* YOUR GOAL
Tally the lines in the data below in which the word "arrow" occurs, then give only the total.

Data records:
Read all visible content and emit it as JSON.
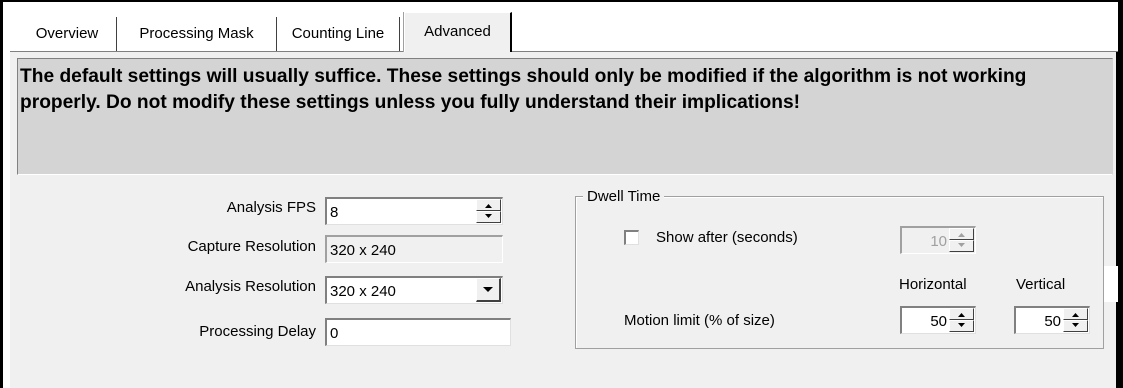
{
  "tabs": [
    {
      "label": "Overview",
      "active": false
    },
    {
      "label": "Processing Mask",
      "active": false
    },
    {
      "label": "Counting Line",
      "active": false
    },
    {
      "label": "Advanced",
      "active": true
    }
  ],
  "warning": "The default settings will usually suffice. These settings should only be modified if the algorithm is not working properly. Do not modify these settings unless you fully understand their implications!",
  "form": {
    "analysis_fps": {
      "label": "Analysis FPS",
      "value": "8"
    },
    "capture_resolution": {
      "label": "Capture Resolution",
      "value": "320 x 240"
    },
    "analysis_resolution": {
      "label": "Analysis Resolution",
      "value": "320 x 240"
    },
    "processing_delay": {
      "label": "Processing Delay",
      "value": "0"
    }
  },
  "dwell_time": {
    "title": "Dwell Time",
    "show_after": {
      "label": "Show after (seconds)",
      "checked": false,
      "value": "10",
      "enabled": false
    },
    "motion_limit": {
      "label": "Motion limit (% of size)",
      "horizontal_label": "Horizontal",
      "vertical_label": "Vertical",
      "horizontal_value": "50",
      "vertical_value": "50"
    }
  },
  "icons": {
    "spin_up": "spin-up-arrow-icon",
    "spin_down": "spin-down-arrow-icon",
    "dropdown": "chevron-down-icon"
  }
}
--
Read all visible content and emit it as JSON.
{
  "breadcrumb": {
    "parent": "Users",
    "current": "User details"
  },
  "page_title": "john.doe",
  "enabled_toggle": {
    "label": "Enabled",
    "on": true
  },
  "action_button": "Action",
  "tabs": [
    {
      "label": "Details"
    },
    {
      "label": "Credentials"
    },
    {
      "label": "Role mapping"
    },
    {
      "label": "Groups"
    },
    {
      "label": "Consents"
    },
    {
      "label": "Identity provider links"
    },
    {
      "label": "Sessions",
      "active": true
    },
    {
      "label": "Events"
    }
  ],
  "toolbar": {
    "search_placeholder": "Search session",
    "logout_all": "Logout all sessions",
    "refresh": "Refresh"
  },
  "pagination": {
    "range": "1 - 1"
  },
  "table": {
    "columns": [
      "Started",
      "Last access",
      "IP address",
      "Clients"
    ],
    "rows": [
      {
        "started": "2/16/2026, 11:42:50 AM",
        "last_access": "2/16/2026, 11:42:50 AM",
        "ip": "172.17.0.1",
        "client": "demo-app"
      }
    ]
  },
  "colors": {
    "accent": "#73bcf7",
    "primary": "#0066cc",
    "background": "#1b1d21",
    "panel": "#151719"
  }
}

* REPLY TO THE TASK
2